Task inputs: Begin

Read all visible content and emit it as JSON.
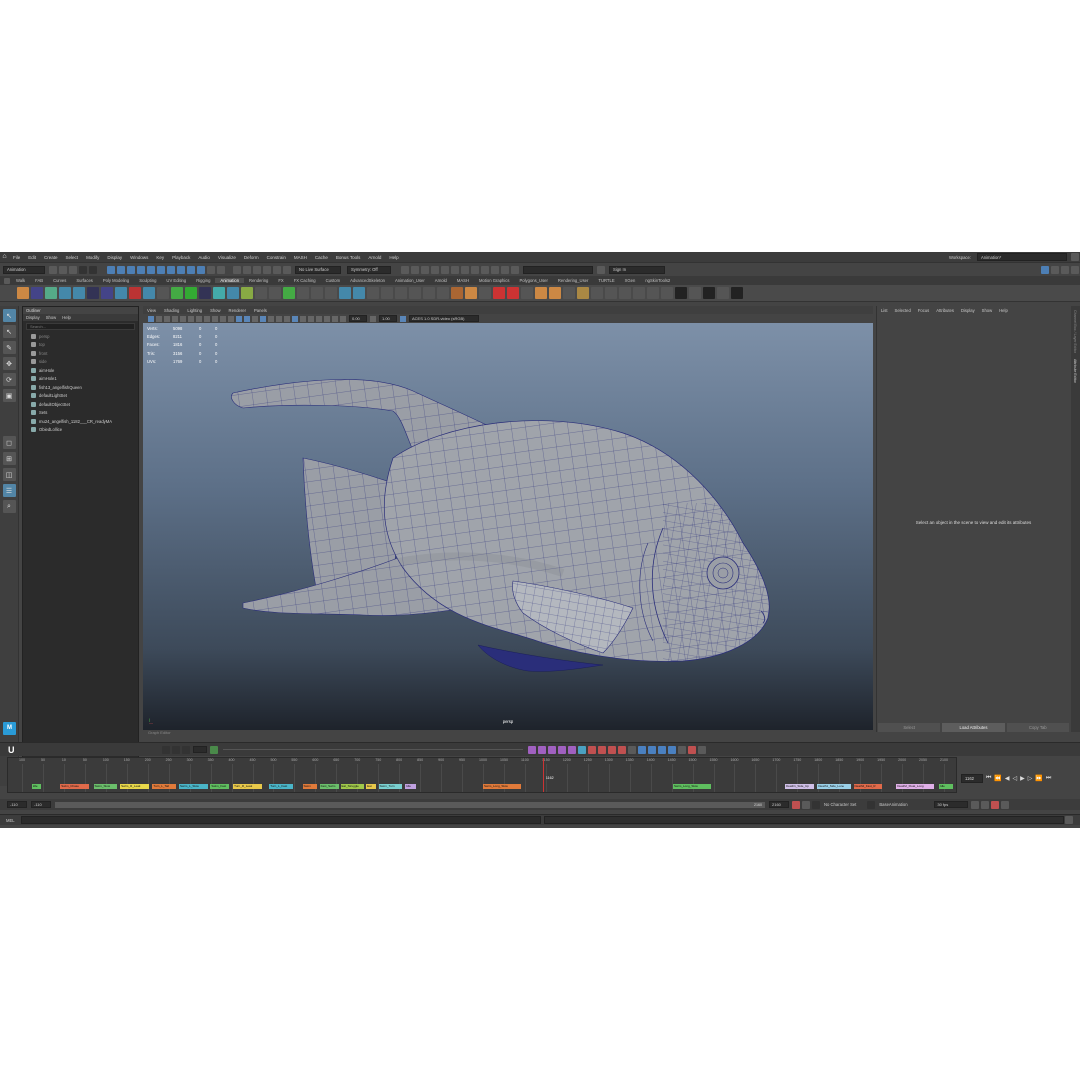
{
  "menubar": {
    "items": [
      "File",
      "Edit",
      "Create",
      "Select",
      "Modify",
      "Display",
      "Windows",
      "Key",
      "Playback",
      "Audio",
      "Visualize",
      "Deform",
      "Constrain",
      "MASH",
      "Cache",
      "Bonus Tools",
      "Arnold",
      "Help"
    ],
    "workspace_label": "Workspace:",
    "workspace_value": "Animation*"
  },
  "statusline": {
    "mode": "Animation",
    "live_surface": "No Live Surface",
    "symmetry": "Symmetry: Off",
    "sign_in": "Sign In"
  },
  "shelf": {
    "tabs": [
      "Curves",
      "Surfaces",
      "Poly Modeling",
      "Sculpting",
      "UV Editing",
      "Rigging",
      "Animation",
      "Rendering",
      "FX",
      "FX Caching",
      "Custom",
      "AdvancedSkeleton",
      "Animation_User",
      "Arnold",
      "MASH",
      "Motion Graphics",
      "Polygons_User",
      "Rendering_User",
      "TURTLE",
      "XGen",
      "ngSkinTools2"
    ],
    "first_tabs": [
      "Walk",
      "FAB"
    ],
    "active_tab": "Animation"
  },
  "outliner": {
    "title": "Outliner",
    "menus": [
      "Display",
      "Show",
      "Help"
    ],
    "search_placeholder": "Search...",
    "items": [
      {
        "label": "persp",
        "kind": "cam"
      },
      {
        "label": "top",
        "kind": "cam"
      },
      {
        "label": "front",
        "kind": "cam"
      },
      {
        "label": "side",
        "kind": "cam"
      },
      {
        "label": "aimHole",
        "kind": "obj"
      },
      {
        "label": "aimHole1",
        "kind": "obj"
      },
      {
        "label": "fish13_angelfishQueen",
        "kind": "obj"
      },
      {
        "label": "defaultLightSet",
        "kind": "set"
      },
      {
        "label": "defaultObjectSet",
        "kind": "set"
      },
      {
        "label": "Sets",
        "kind": "set"
      },
      {
        "label": "mu24_angelfish_1182___CR_readyMA",
        "kind": "obj"
      },
      {
        "label": "ObiedLollice",
        "kind": "obj"
      }
    ]
  },
  "viewport": {
    "menus": [
      "View",
      "Shading",
      "Lighting",
      "Show",
      "Renderer",
      "Panels"
    ],
    "exposure": "0.00",
    "gamma": "1.00",
    "colorspace": "ACES 1.0 SDR-video (sRGB)",
    "hud": [
      {
        "label": "Verts:",
        "v1": "5098",
        "v2": "0",
        "v3": "0"
      },
      {
        "label": "Edges:",
        "v1": "8211",
        "v2": "0",
        "v3": "0"
      },
      {
        "label": "Faces:",
        "v1": "1816",
        "v2": "0",
        "v3": "0"
      },
      {
        "label": "Tris:",
        "v1": "3156",
        "v2": "0",
        "v3": "0"
      },
      {
        "label": "UVs:",
        "v1": "1769",
        "v2": "0",
        "v3": "0"
      }
    ],
    "camera": "persp",
    "graph_label": "Graph Editor"
  },
  "attribute_editor": {
    "menus": [
      "List",
      "Selected",
      "Focus",
      "Attributes",
      "Display",
      "Show",
      "Help"
    ],
    "message": "Select an object in the scene to view and edit its attributes",
    "buttons": [
      "Select",
      "Load Attributes",
      "Copy Tab"
    ]
  },
  "side_tabs": [
    "Channel Box / Layer Editor",
    "Attribute Editor"
  ],
  "timeline": {
    "ticks": [
      "100",
      "50",
      "10",
      "50",
      "100",
      "150",
      "200",
      "250",
      "300",
      "350",
      "400",
      "450",
      "500",
      "550",
      "600",
      "650",
      "700",
      "750",
      "800",
      "850",
      "900",
      "950",
      "1000",
      "1050",
      "1100",
      "1150",
      "1200",
      "1250",
      "1300",
      "1350",
      "1400",
      "1450",
      "1500",
      "1550",
      "1600",
      "1650",
      "1700",
      "1750",
      "1800",
      "1850",
      "1900",
      "1950",
      "2000",
      "2050",
      "2100"
    ],
    "current_frame": "1162",
    "playhead_label": "1162",
    "clips": [
      {
        "label": "Idle",
        "color": "#5fbf5f",
        "start": 0.025,
        "width": 0.01
      },
      {
        "label": "Swim_Chase",
        "color": "#e06a4a",
        "start": 0.055,
        "width": 0.03
      },
      {
        "label": "Swim_Slow",
        "color": "#6bbf6b",
        "start": 0.09,
        "width": 0.025
      },
      {
        "label": "Swim_R_Leak",
        "color": "#e8d84a",
        "start": 0.118,
        "width": 0.03
      },
      {
        "label": "Turn_L_Tail",
        "color": "#e07a3a",
        "start": 0.152,
        "width": 0.025
      },
      {
        "label": "Swim_L_Slow",
        "color": "#4ab5c8",
        "start": 0.18,
        "width": 0.03
      },
      {
        "label": "Swim_Fast",
        "color": "#5fbf5f",
        "start": 0.213,
        "width": 0.02
      },
      {
        "label": "Turn_R_Leak",
        "color": "#e8c84a",
        "start": 0.237,
        "width": 0.03
      },
      {
        "label": "Turn_L_Fast",
        "color": "#4ab5c8",
        "start": 0.275,
        "width": 0.025
      },
      {
        "label": "Swim",
        "color": "#e07a3a",
        "start": 0.31,
        "width": 0.015
      },
      {
        "label": "Fast_Swim",
        "color": "#6bbf6b",
        "start": 0.328,
        "width": 0.02
      },
      {
        "label": "Eat_Struggle",
        "color": "#a0c84a",
        "start": 0.35,
        "width": 0.025
      },
      {
        "label": "Eat",
        "color": "#e8c84a",
        "start": 0.377,
        "width": 0.01
      },
      {
        "label": "Swim_Turn",
        "color": "#7ad0d0",
        "start": 0.39,
        "width": 0.025
      },
      {
        "label": "Idle",
        "color": "#c0a0e0",
        "start": 0.418,
        "width": 0.012
      },
      {
        "label": "Swim_Long_Slow",
        "color": "#e07a3a",
        "start": 0.5,
        "width": 0.04
      },
      {
        "label": "Swim_Long_Slow",
        "color": "#5fbf5f",
        "start": 0.7,
        "width": 0.04
      },
      {
        "label": "Death1_Side_Up",
        "color": "#d0c0e8",
        "start": 0.818,
        "width": 0.03
      },
      {
        "label": "Death1_Side_Lone",
        "color": "#9ad0e8",
        "start": 0.852,
        "width": 0.035
      },
      {
        "label": "Death2_Fast_R",
        "color": "#e06a4a",
        "start": 0.89,
        "width": 0.03
      },
      {
        "label": "Death2_Float_Long",
        "color": "#e0b0e8",
        "start": 0.935,
        "width": 0.04
      },
      {
        "label": "Idle",
        "color": "#5fbf5f",
        "start": 0.98,
        "width": 0.015
      }
    ],
    "range_start": "-110",
    "range_inner_start": "-110",
    "range_inner_end": "2160",
    "range_end": "2160",
    "character_set": "No Character Set",
    "anim_layer": "BaseAnimation",
    "fps": "30 fps"
  },
  "mel": {
    "label": "MEL"
  },
  "colors": {
    "accent": "#4d7fb5",
    "wire": "#2a2e7a",
    "mesh": "#9a9ea6"
  }
}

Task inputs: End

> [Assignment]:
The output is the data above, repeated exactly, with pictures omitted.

> [Result of the task]:
Read all visible content and emit it as JSON.
{
  "menubar": {
    "items": [
      "File",
      "Edit",
      "Create",
      "Select",
      "Modify",
      "Display",
      "Windows",
      "Key",
      "Playback",
      "Audio",
      "Visualize",
      "Deform",
      "Constrain",
      "MASH",
      "Cache",
      "Bonus Tools",
      "Arnold",
      "Help"
    ],
    "workspace_label": "Workspace:",
    "workspace_value": "Animation*"
  },
  "statusline": {
    "mode": "Animation",
    "live_surface": "No Live Surface",
    "symmetry": "Symmetry: Off",
    "sign_in": "Sign In"
  },
  "shelf": {
    "tabs": [
      "Curves",
      "Surfaces",
      "Poly Modeling",
      "Sculpting",
      "UV Editing",
      "Rigging",
      "Animation",
      "Rendering",
      "FX",
      "FX Caching",
      "Custom",
      "AdvancedSkeleton",
      "Animation_User",
      "Arnold",
      "MASH",
      "Motion Graphics",
      "Polygons_User",
      "Rendering_User",
      "TURTLE",
      "XGen",
      "ngSkinTools2"
    ],
    "first_tabs": [
      "Walk",
      "FAB"
    ],
    "active_tab": "Animation"
  },
  "outliner": {
    "title": "Outliner",
    "menus": [
      "Display",
      "Show",
      "Help"
    ],
    "search_placeholder": "Search...",
    "items": [
      {
        "label": "persp",
        "kind": "cam"
      },
      {
        "label": "top",
        "kind": "cam"
      },
      {
        "label": "front",
        "kind": "cam"
      },
      {
        "label": "side",
        "kind": "cam"
      },
      {
        "label": "aimHole",
        "kind": "obj"
      },
      {
        "label": "aimHole1",
        "kind": "obj"
      },
      {
        "label": "fish13_angelfishQueen",
        "kind": "obj"
      },
      {
        "label": "defaultLightSet",
        "kind": "set"
      },
      {
        "label": "defaultObjectSet",
        "kind": "set"
      },
      {
        "label": "Sets",
        "kind": "set"
      },
      {
        "label": "mu24_angelfish_1182___CR_readyMA",
        "kind": "obj"
      },
      {
        "label": "ObiedLollice",
        "kind": "obj"
      }
    ]
  },
  "viewport": {
    "menus": [
      "View",
      "Shading",
      "Lighting",
      "Show",
      "Renderer",
      "Panels"
    ],
    "exposure": "0.00",
    "gamma": "1.00",
    "colorspace": "ACES 1.0 SDR-video (sRGB)",
    "hud": [
      {
        "label": "Verts:",
        "v1": "5098",
        "v2": "0",
        "v3": "0"
      },
      {
        "label": "Edges:",
        "v1": "8211",
        "v2": "0",
        "v3": "0"
      },
      {
        "label": "Faces:",
        "v1": "1816",
        "v2": "0",
        "v3": "0"
      },
      {
        "label": "Tris:",
        "v1": "3156",
        "v2": "0",
        "v3": "0"
      },
      {
        "label": "UVs:",
        "v1": "1769",
        "v2": "0",
        "v3": "0"
      }
    ],
    "camera": "persp",
    "graph_label": "Graph Editor"
  },
  "attribute_editor": {
    "menus": [
      "List",
      "Selected",
      "Focus",
      "Attributes",
      "Display",
      "Show",
      "Help"
    ],
    "message": "Select an object in the scene to view and edit its attributes",
    "buttons": [
      "Select",
      "Load Attributes",
      "Copy Tab"
    ]
  },
  "side_tabs": [
    "Channel Box / Layer Editor",
    "Attribute Editor"
  ],
  "timeline": {
    "ticks": [
      "100",
      "50",
      "10",
      "50",
      "100",
      "150",
      "200",
      "250",
      "300",
      "350",
      "400",
      "450",
      "500",
      "550",
      "600",
      "650",
      "700",
      "750",
      "800",
      "850",
      "900",
      "950",
      "1000",
      "1050",
      "1100",
      "1150",
      "1200",
      "1250",
      "1300",
      "1350",
      "1400",
      "1450",
      "1500",
      "1550",
      "1600",
      "1650",
      "1700",
      "1750",
      "1800",
      "1850",
      "1900",
      "1950",
      "2000",
      "2050",
      "2100"
    ],
    "current_frame": "1162",
    "playhead_label": "1162",
    "clips": [
      {
        "label": "Idle",
        "color": "#5fbf5f",
        "start": 0.025,
        "width": 0.01
      },
      {
        "label": "Swim_Chase",
        "color": "#e06a4a",
        "start": 0.055,
        "width": 0.03
      },
      {
        "label": "Swim_Slow",
        "color": "#6bbf6b",
        "start": 0.09,
        "width": 0.025
      },
      {
        "label": "Swim_R_Leak",
        "color": "#e8d84a",
        "start": 0.118,
        "width": 0.03
      },
      {
        "label": "Turn_L_Tail",
        "color": "#e07a3a",
        "start": 0.152,
        "width": 0.025
      },
      {
        "label": "Swim_L_Slow",
        "color": "#4ab5c8",
        "start": 0.18,
        "width": 0.03
      },
      {
        "label": "Swim_Fast",
        "color": "#5fbf5f",
        "start": 0.213,
        "width": 0.02
      },
      {
        "label": "Turn_R_Leak",
        "color": "#e8c84a",
        "start": 0.237,
        "width": 0.03
      },
      {
        "label": "Turn_L_Fast",
        "color": "#4ab5c8",
        "start": 0.275,
        "width": 0.025
      },
      {
        "label": "Swim",
        "color": "#e07a3a",
        "start": 0.31,
        "width": 0.015
      },
      {
        "label": "Fast_Swim",
        "color": "#6bbf6b",
        "start": 0.328,
        "width": 0.02
      },
      {
        "label": "Eat_Struggle",
        "color": "#a0c84a",
        "start": 0.35,
        "width": 0.025
      },
      {
        "label": "Eat",
        "color": "#e8c84a",
        "start": 0.377,
        "width": 0.01
      },
      {
        "label": "Swim_Turn",
        "color": "#7ad0d0",
        "start": 0.39,
        "width": 0.025
      },
      {
        "label": "Idle",
        "color": "#c0a0e0",
        "start": 0.418,
        "width": 0.012
      },
      {
        "label": "Swim_Long_Slow",
        "color": "#e07a3a",
        "start": 0.5,
        "width": 0.04
      },
      {
        "label": "Swim_Long_Slow",
        "color": "#5fbf5f",
        "start": 0.7,
        "width": 0.04
      },
      {
        "label": "Death1_Side_Up",
        "color": "#d0c0e8",
        "start": 0.818,
        "width": 0.03
      },
      {
        "label": "Death1_Side_Lone",
        "color": "#9ad0e8",
        "start": 0.852,
        "width": 0.035
      },
      {
        "label": "Death2_Fast_R",
        "color": "#e06a4a",
        "start": 0.89,
        "width": 0.03
      },
      {
        "label": "Death2_Float_Long",
        "color": "#e0b0e8",
        "start": 0.935,
        "width": 0.04
      },
      {
        "label": "Idle",
        "color": "#5fbf5f",
        "start": 0.98,
        "width": 0.015
      }
    ],
    "range_start": "-110",
    "range_inner_start": "-110",
    "range_inner_end": "2160",
    "range_end": "2160",
    "character_set": "No Character Set",
    "anim_layer": "BaseAnimation",
    "fps": "30 fps"
  },
  "mel": {
    "label": "MEL"
  },
  "colors": {
    "accent": "#4d7fb5",
    "wire": "#2a2e7a",
    "mesh": "#9a9ea6"
  }
}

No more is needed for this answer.